This LLM programme was developed following consultations with a range of potential employers in this field. It has therefore been designed to equip graduates with the essential skills and knowledge they need to pursue a successful national or international career within the fields of criminology, criminal justice and human rights. Graduates may opt to pursue work in legal practice, policy development, advocacy or research in criminal justice broadly or focus on particular careers paths such as with prison or police services, or with regional or international organisations or courts.

Potential employers who hire experts within these fields include national organisations like the Director of Public Prosecutions (DPP), the Policing Authority, Irish Penal Reform Trust, the Irish Prison Service and the Department of Justice. Careers paths are also possible with international organisations such as the Council of Europe and the United Nations and with international criminal courts and tribunals. Students who have completed the specialised modules led by recognised experts, completed tailored methods and dissemination training and engaged in independent research in timely topics will be highly appealing to a wide-range of employers.

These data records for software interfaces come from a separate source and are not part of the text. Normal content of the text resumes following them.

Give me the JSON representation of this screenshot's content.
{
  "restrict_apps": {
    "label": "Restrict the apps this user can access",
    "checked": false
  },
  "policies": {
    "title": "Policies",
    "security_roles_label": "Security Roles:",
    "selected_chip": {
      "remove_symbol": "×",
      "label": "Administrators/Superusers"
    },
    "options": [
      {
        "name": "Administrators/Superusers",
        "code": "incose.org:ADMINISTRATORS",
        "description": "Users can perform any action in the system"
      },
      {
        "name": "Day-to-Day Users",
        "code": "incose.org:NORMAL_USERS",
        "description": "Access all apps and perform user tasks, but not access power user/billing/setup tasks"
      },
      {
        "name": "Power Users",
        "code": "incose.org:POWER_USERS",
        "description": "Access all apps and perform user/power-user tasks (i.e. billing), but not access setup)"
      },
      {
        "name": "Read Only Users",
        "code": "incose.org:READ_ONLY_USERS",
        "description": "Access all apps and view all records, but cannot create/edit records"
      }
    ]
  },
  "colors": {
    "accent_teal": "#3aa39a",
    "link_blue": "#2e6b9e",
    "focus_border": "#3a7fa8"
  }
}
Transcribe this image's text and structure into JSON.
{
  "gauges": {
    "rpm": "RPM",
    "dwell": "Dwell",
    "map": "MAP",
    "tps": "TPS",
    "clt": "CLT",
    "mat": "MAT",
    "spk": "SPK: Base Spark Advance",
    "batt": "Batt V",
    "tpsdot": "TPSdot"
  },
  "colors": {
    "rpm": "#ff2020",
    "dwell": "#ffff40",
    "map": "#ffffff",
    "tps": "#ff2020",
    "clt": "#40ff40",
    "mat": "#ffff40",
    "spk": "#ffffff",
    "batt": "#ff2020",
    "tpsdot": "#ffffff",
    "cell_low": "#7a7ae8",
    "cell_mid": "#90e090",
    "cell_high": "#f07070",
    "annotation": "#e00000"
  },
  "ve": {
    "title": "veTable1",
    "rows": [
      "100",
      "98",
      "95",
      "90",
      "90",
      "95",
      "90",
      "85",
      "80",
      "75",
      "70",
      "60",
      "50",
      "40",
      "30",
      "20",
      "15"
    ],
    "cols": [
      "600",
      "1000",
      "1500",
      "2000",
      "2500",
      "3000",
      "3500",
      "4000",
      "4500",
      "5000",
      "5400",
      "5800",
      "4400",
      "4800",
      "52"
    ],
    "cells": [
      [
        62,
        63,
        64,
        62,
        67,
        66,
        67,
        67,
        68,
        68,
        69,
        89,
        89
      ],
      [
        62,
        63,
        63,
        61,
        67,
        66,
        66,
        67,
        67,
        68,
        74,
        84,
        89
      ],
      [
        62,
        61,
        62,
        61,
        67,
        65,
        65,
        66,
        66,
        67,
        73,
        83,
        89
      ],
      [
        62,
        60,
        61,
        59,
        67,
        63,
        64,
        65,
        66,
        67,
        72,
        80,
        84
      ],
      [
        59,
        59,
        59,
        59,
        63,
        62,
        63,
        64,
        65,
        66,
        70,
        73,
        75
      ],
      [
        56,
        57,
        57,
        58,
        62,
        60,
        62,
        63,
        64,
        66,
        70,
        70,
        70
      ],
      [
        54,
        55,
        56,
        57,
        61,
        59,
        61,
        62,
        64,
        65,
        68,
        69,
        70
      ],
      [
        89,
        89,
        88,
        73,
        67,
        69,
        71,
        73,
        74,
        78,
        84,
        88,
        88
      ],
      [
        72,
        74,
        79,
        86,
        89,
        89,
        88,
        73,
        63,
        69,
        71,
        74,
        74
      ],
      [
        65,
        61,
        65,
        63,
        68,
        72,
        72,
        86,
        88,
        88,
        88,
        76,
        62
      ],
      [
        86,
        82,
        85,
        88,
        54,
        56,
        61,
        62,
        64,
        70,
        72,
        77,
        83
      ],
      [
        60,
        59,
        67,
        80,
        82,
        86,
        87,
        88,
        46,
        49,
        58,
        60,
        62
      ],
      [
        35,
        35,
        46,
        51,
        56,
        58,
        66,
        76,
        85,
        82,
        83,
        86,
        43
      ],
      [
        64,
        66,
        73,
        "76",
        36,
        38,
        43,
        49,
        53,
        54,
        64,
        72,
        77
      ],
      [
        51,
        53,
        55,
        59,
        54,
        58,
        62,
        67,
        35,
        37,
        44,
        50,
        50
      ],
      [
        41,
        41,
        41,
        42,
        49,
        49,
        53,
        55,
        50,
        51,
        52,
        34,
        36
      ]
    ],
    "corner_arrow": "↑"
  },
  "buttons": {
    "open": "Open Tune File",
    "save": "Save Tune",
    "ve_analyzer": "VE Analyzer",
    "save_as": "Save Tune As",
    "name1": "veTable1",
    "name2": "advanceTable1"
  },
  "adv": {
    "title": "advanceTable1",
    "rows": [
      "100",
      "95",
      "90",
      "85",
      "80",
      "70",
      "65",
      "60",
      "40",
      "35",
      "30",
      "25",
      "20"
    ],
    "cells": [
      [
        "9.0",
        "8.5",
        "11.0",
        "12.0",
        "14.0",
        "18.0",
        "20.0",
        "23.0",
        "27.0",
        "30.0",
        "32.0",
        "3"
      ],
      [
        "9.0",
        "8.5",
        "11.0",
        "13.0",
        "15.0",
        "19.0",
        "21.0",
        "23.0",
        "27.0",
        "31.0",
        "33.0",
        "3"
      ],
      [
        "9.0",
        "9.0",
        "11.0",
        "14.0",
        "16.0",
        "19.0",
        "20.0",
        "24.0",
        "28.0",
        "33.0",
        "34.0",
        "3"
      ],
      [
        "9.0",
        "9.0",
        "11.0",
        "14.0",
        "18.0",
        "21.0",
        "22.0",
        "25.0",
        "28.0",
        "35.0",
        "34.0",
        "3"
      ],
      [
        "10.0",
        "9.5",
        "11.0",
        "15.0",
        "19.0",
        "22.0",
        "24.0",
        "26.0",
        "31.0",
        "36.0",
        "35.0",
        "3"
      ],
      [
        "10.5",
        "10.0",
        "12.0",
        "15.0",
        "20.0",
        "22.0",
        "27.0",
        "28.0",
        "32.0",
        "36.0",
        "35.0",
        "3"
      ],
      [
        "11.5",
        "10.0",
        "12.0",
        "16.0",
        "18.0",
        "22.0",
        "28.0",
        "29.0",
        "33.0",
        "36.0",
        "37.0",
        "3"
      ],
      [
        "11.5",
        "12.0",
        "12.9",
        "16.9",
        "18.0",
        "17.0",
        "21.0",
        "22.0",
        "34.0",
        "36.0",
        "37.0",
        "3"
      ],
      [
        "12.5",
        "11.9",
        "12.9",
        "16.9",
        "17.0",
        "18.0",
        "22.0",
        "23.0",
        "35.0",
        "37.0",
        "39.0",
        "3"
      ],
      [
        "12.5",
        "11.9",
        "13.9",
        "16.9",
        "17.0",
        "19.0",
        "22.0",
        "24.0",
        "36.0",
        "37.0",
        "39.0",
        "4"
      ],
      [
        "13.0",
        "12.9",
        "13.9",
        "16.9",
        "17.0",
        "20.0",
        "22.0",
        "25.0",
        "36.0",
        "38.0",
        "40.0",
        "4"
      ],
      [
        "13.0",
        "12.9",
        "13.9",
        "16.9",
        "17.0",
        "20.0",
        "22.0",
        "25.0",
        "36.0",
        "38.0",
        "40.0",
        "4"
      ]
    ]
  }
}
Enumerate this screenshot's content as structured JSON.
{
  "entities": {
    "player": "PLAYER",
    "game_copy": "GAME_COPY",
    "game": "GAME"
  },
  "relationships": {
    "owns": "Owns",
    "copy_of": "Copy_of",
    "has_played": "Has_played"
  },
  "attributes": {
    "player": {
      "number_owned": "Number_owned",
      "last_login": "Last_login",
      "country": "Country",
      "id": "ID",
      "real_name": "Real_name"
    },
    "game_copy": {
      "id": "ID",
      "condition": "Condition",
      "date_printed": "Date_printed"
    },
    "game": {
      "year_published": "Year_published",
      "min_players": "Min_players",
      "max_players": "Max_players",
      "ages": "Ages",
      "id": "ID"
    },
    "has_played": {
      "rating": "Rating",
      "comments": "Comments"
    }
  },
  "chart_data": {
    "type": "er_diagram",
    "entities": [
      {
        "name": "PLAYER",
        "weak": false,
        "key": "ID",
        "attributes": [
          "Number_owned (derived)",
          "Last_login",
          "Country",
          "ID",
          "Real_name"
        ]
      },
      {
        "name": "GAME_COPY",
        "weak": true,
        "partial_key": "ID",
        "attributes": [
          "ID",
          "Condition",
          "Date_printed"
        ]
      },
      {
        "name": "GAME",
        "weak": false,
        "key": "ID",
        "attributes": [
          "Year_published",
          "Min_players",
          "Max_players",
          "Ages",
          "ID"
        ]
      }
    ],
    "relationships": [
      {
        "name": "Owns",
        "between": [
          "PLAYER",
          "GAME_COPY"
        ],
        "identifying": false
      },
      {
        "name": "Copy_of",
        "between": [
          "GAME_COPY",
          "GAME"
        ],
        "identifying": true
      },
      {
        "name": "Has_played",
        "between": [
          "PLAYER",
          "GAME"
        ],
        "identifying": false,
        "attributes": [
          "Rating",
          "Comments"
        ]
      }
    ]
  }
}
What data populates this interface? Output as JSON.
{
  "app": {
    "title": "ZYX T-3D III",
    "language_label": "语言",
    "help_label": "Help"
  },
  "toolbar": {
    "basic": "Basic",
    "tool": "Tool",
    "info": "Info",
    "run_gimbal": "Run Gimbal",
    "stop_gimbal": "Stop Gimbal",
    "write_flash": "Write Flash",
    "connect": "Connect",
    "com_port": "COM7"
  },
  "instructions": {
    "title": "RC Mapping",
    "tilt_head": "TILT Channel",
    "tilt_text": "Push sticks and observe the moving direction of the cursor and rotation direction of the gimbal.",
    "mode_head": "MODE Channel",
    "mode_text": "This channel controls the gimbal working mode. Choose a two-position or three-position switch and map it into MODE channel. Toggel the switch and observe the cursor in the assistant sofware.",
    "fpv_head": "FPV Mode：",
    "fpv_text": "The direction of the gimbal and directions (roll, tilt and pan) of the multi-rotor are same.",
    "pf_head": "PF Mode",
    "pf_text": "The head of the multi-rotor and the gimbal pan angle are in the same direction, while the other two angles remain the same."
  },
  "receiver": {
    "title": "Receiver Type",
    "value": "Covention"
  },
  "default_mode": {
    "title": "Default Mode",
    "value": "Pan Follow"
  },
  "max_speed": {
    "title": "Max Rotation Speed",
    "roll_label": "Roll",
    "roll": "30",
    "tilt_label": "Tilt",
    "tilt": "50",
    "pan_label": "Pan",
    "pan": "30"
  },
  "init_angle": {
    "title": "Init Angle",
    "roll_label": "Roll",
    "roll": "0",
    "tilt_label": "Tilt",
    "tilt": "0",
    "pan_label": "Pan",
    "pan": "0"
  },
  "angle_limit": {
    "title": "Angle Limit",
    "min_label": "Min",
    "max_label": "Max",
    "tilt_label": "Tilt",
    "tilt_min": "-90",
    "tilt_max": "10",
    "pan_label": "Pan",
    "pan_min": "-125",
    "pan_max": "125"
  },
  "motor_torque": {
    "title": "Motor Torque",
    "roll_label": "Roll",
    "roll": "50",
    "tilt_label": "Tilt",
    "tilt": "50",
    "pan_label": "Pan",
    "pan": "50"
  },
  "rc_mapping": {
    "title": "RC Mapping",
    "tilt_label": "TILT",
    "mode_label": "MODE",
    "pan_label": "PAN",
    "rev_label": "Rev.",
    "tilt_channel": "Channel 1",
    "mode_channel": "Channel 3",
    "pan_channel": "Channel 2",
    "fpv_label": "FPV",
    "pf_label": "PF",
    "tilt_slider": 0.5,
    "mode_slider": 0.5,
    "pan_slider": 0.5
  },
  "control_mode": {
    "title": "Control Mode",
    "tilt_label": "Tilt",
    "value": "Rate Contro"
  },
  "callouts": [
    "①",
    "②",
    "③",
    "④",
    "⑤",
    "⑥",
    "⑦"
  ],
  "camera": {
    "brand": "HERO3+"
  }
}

Who’s Suited to This Course

Learning Outcomes

Transferable Skills Employers Value

On successful completion of this programme, students will be able to:  

  1. undertake independent research and access a range of legal and criminological sources effectively 
  2. analyse complex texts and evaluate different types of arguments  
  3. construct and present complex criminological and rights-informed ideas in writing  
  4. solve problems based on premises drawn from a variety sources  
  5. communicate arguments in writing, reference sources appropriately and complete projects within set time-frames 

Work Placement

Study Abroad

Related Student Organisations

Course Fees

Fees: EU

€8,390 p.a. full-time; €4,320 p.a. part-time 2024/25

Fees: Tuition

€8,250 p.a. full-time; €4,250 p.a. part-time 2024/25

Fees: Student levy

€140 p.a. full-time; €70 p.a. part-time 2024/25

Fees: Non EU

€19,140 2024/25

Find out More

Contact Dr Róisín Mulgrew, Programme Director and Lecturer in Criminology and Criminal Justice, School of Law or the School of Law Postgrad Team.

Get in touch

Connect with us:

Facebook icon 32px YouTube icon 32px

Follow us on Flickr‌‌

2024 QS Subject Rankings: Top 150